Objectives.: This study prospectively evaluated whether early assessment with adenosine thallium-201 tomography could better refine risk stratification on the basis of absolute extent of myocardial ischemia in postinfarction patients in clinically stable condition. Background.: Postinfarction patients are at increased risk for subsequent cardiac events. However, identifying high risk patients among those with residual myocardial ischemia is suboptimal. Methods.: All 146 patients enrolled underwent assessment of left ventricular function and had adenosine tomography performed early (mean [±SD]5 ± 3 days) after infarction. Excluded from analysis were 51 patients with revascularization after scintigraphy and 3 lost to follow-up. Statistical risk models were therefore generated from the remaining 92 patients. Results.: Cardiac events occurred in 30 (33%) of 92 patients over 15.7 ± 4.9 months.
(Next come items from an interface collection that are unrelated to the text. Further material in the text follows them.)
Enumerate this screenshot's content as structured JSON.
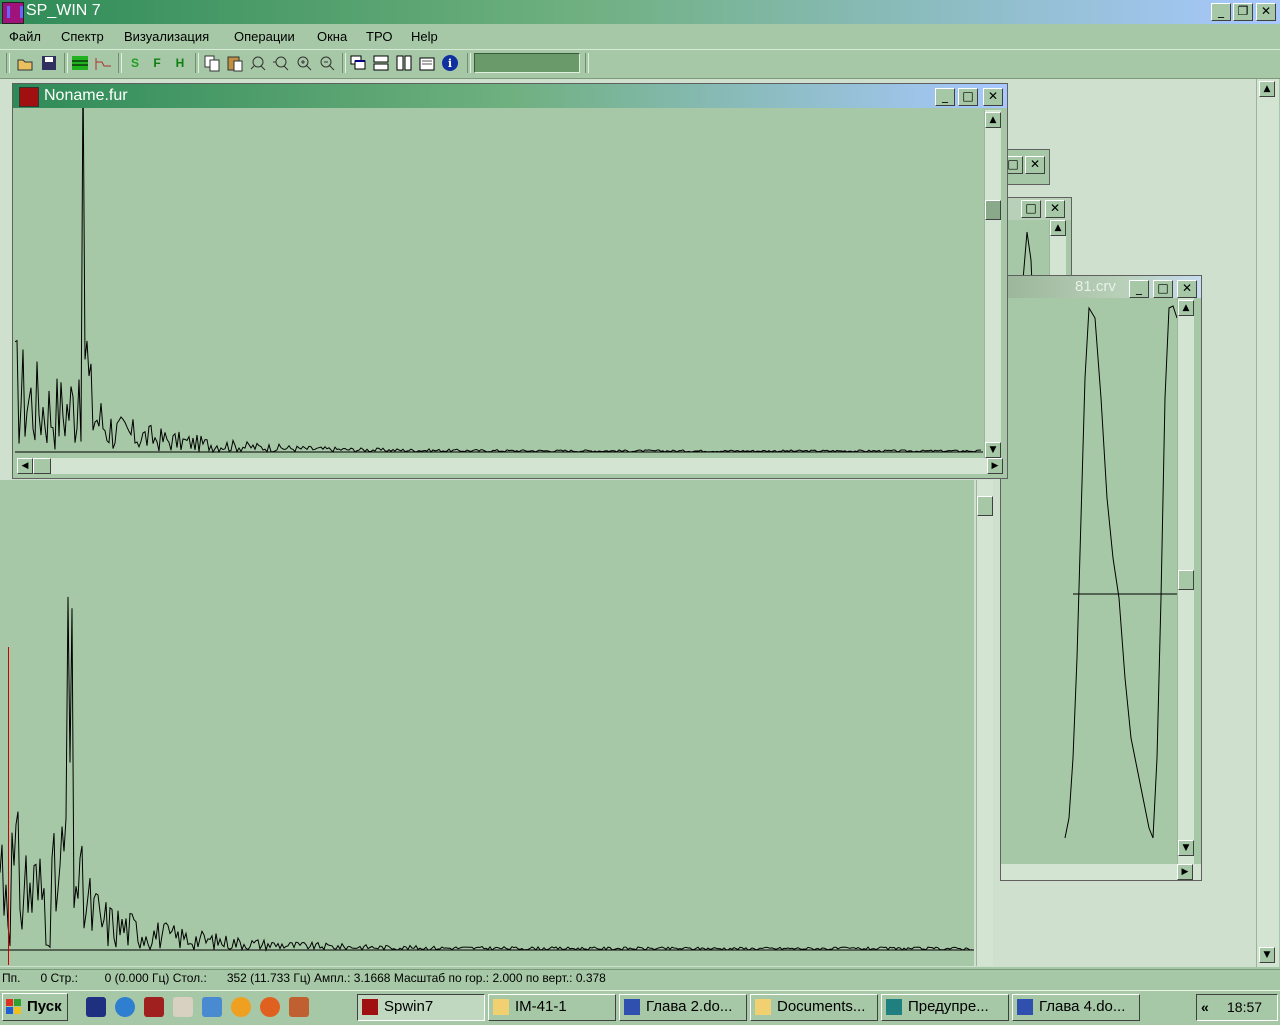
{
  "app": {
    "title": "SP_WIN 7"
  },
  "menu": [
    "Файл",
    "Спектр",
    "Визуализация",
    "Операции",
    "Окна",
    "ТРО",
    "Help"
  ],
  "toolbar": {
    "buttons": [
      "open-icon",
      "save-icon",
      "spectrum-grid-icon",
      "filter-icon",
      "s-icon",
      "f-icon",
      "h-icon",
      "copy-icon",
      "paste-icon",
      "zoom-fit-icon",
      "zoom-x-icon",
      "zoom-in-icon",
      "zoom-out-icon",
      "cascade-icon",
      "tile-horizontal-icon",
      "tile-vertical-icon",
      "settings-icon",
      "info-icon"
    ],
    "letters": {
      "s": "S",
      "f": "F",
      "h": "H",
      "info": "i"
    },
    "progress": 0
  },
  "windows": {
    "main": {
      "title": "Noname.fur"
    },
    "back_right": {
      "title_fragment": "81.crv"
    }
  },
  "status": {
    "text": "Пп.      0 Стр.:        0 (0.000 Гц) Стол.:      352 (11.733 Гц) Ампл.: 3.1668 Масштаб по гор.: 2.000 по верт.: 0.378"
  },
  "taskbar": {
    "start_label": "Пуск",
    "tasks": [
      {
        "label": "Spwin7",
        "active": true
      },
      {
        "label": "IM-41-1",
        "active": false
      },
      {
        "label": "Глава 2.do...",
        "active": false
      },
      {
        "label": "Documents...",
        "active": false
      },
      {
        "label": "Предупре...",
        "active": false
      },
      {
        "label": "Глава 4.do...",
        "active": false
      }
    ],
    "tray_chevron": "«",
    "clock": "18:57"
  },
  "colors": {
    "desktop": "#a6c8a6",
    "title_active": "#2e8b57",
    "marker": "#cc0000"
  }
}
Univariate predictors of all events were quantified perfusion defect size (p < 0.0001), absolute extent of left ventricular ischemia (p < 0.000001) and ejection fraction (p < 0.0001). Risk was best predicted by Cox analysis on the basis of 1) absolute extent of ischemia and ejection fraction (chi-square 24.6); 2) percent infarct zone ischemia and ejection fraction (chi-square 24.4); or 3) total perfusion defect size and percent infarct zone ischemia (chi-square 18.9). The variables that predicted all cardiac events were equally powerful at predicting only death and nonfatal reinfarction. Death was best predicted by total perfusion defect size. Conclusions.: Risk analysis of individual patients early after infarction is feasible on the basis of the quantified extent of scintigraphic ischemia and severity of left ventricular dysfunction.
ASJC Scopus subject areas
- Cardiology and Cardiovascular Medicine